RIO DE JANEIRO (Reuters) - If the hangovers many are nursing after their annual Carnival celebrations weren’t enough, residents of Rio de Janeiro awoke Wednesday to smelly streets, mounting household garbage and heaps of party refuse uncollected for a fifth consecutive day.
The result of a trash collectors’ strike timed to coincide with the festival, which officially ended Wednesday, the growing garbage backlog is a fetid after note to revelry that this year drew as many as 5 million people to the streets of Brazil’s second-biggest city.
By disrupting the city’s ability to handle basic hygiene during a routine, if big, event, the strike poses yet another possible problem for Brazil just three months before Rio and 11 other cities host the soccer World Cup.
The event is expected to attract 600,000 foreign visitors, not to mention the millions of Brazilians who will be watching the events live, in host cities and bars and living rooms nationwide.
Already grappling with construction delays, security questions and logistical problems before the World Cup, and Rio’s hosting of the Olympics just two years later, local authorities are struggling to explain why they have been unable to clean up after more than 400 street parades and block parties since Friday.
“We are working to normalize operations,” Vinicius Roriz, the president of Rio’s municipal trash company, told reporters on Wednesday, noting ongoing negotiations over salary demands made by strikers.

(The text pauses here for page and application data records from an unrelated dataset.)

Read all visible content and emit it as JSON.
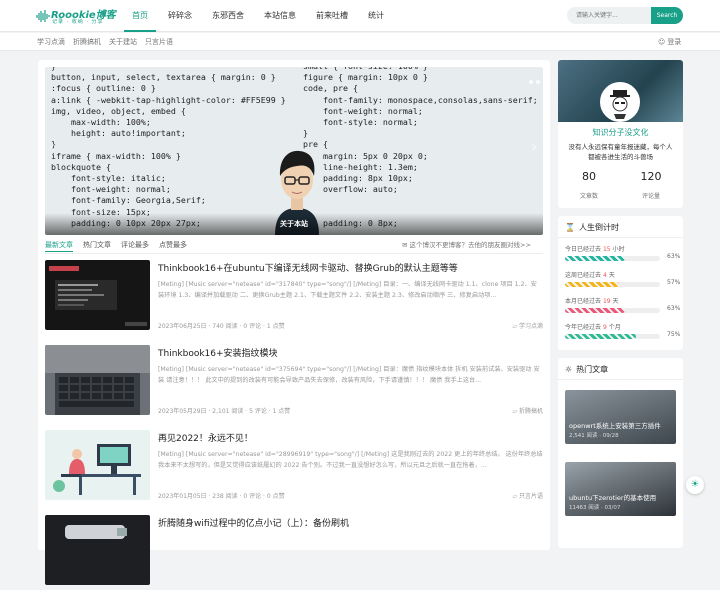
{
  "header": {
    "logo_text": "Roookie博客",
    "logo_slogan": "记录 · 收纳 · 分享",
    "nav": [
      "首页",
      "碎碎念",
      "东邪西舍",
      "本站信息",
      "前来吐槽",
      "统计"
    ],
    "search_placeholder": "请输入关键字...",
    "search_button": "Search"
  },
  "subnav": {
    "links": [
      "学习点滴",
      "折腾搞机",
      "关于建站",
      "只言片语"
    ],
    "login": "登录"
  },
  "hero": {
    "code_left": "}\nbutton, input, select, textarea { margin: 0 }\n:focus { outline: 0 }\na:link { -webkit-tap-highlight-color: #FF5E99 }\nimg, video, object, embed {\n    max-width: 100%;\n    height: auto!important;\n}\niframe { max-width: 100% }\nblockquote {\n    font-style: italic;\n    font-weight: normal;\n    font-family: Georgia,Serif;\n    font-size: 15px;\n    padding: 0 10px 20px 27px;",
    "code_right": "small { font-size: 100% }\nfigure { margin: 10px 0 }\ncode, pre {\n    font-family: monospace,consolas,sans-serif;\n    font-weight: normal;\n    font-style: normal;\n}\npre {\n    margin: 5px 0 20px 0;\n    line-height: 1.3em;\n    padding: 8px 10px;\n    overflow: auto;\n\n\n    padding: 0 8px;",
    "caption": "关于本站"
  },
  "tabs": [
    "最新文章",
    "热门文章",
    "评论最多",
    "点赞最多"
  ],
  "notice": "这个博汉不更博客？去他的朋友圈对线>>",
  "posts": [
    {
      "title": "Thinkbook16+在ubuntu下编译无线网卡驱动、替换Grub的默认主题等等",
      "excerpt": "[Meting] [Music server=\"netease\" id=\"317840\" type=\"song\"/] [/Meting] 目录：一、编译无线网卡驱动 1.1、clone 项目 1.2、安装环境 1.3、编译并加载驱动 二、更换Grub主题 2.1、下载主题文件 2.2、安装主题 2.3、修改启动顺序 三、修复启动项...",
      "date": "2023年06月25日",
      "views": "740 阅读",
      "comments": "0 评论",
      "likes": "1 点赞",
      "category": "学习点滴"
    },
    {
      "title": "Thinkbook16+安装指纹模块",
      "excerpt": "[Meting] [Music server=\"netease\" id=\"375694\" type=\"song\"/] [/Meting] 目录：魔债 指纹模块本体 拆机 安装前试装、安装驱动 安装 请注意！！！ 此文中的提到的改装有可能会导致产品失去保修，改装有风险，下手请谨慎！！！ 魔债 我手上这台...",
      "date": "2023年05月29日",
      "views": "2,101 阅读",
      "comments": "5 评论",
      "likes": "1 点赞",
      "category": "折腾搞机"
    },
    {
      "title": "再见2022！永远不见！",
      "excerpt": "[Meting] [Music server=\"netease\" id=\"28996919\" type=\"song\"/] [/Meting] 这是我刚过去的 2022 更上的年终总结。 这份年终总结我本来不太想写的，但是又觉得应该纸履幻的 2022 告个别。不过我一直没想好怎么写，所以元旦之后就一直在拖着，...",
      "date": "2023年01月05日",
      "views": "238 阅读",
      "comments": "0 评论",
      "likes": "0 点赞",
      "category": "只言片语"
    },
    {
      "title": "折腾随身wifi过程中的亿点小记（上）：备份刷机",
      "excerpt": "",
      "date": "",
      "views": "",
      "comments": "",
      "likes": "",
      "category": ""
    }
  ],
  "profile": {
    "name": "知识分子没文化",
    "desc": "没有人永远保有童年报迷藏，每个人都被各进生活的斗兽场",
    "articles": "80",
    "articles_label": "文章数",
    "comments": "120",
    "comments_label": "评论量"
  },
  "countdown": {
    "title": "人生倒计时",
    "items": [
      {
        "prefix": "今日已经过去",
        "value": "15",
        "unit": "小时",
        "pct_text": "63%",
        "pct": 63,
        "color": "#23b6a0"
      },
      {
        "prefix": "这周已经过去",
        "value": "4",
        "unit": "天",
        "pct_text": "57%",
        "pct": 57,
        "color": "#f2b51c"
      },
      {
        "prefix": "本月已经过去",
        "value": "19",
        "unit": "天",
        "pct_text": "63%",
        "pct": 63,
        "color": "#e9597a"
      },
      {
        "prefix": "今年已经过去",
        "value": "9",
        "unit": "个月",
        "pct_text": "75%",
        "pct": 75,
        "color": "#2fbb93"
      }
    ]
  },
  "hot": {
    "title": "热门文章",
    "items": [
      {
        "title": "openwrt系统上安装第三方插件",
        "meta": "2,541 阅读 · 09/28"
      },
      {
        "title": "ubuntu下zerotier的基本使用",
        "meta": "11463 阅读 · 03/07"
      }
    ]
  }
}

Many of the collectors are still on walkout, and some of the more restive workers having already been fired. The company said it was unable to say how soon the rubbish might be cleared. Even after any agreement is made, Roriz said, it would still take three days to clean up.

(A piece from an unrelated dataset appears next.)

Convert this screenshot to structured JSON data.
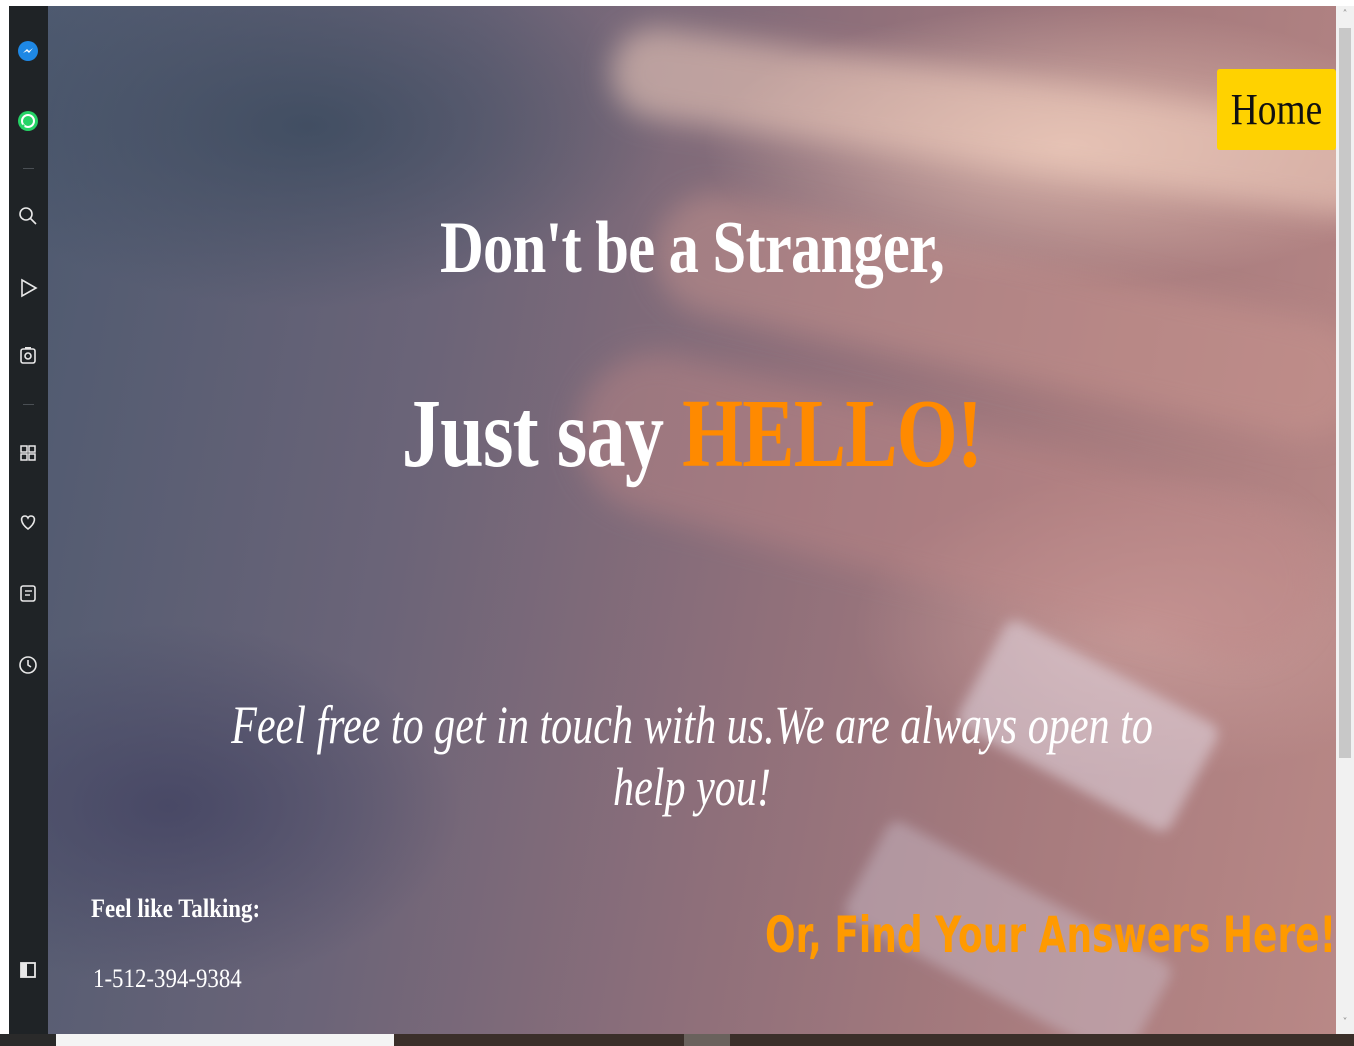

The strike has turned many of Rio’s most popular and exclusive neighborhoods into garbage dumps.
In Flamengo, a seaside neighborhood home to some of the biggest Carnival celebrations, a major road known as the “aterro,” or landfill because it was built on reclaimed wetland, came to embody the original sense of the word in recent days. Plastic, paper and metal have been piled in its multiple traffic lanes.
Beaches in Copacabana, Ipanema and Leblon, upscale districts further south, are also strewn with litter, while residential streets and popular tourist thoroughfares are overflowing with stuffed trash cans and stinking heaps of refuse that doormen no longer have room for inside their buildings.
“It’s chaos,” said one doorman early Wednesday. “We have nowhere left to put all this garbage.”
Writing by Paulo Prada; Editing by Cynthia Osterman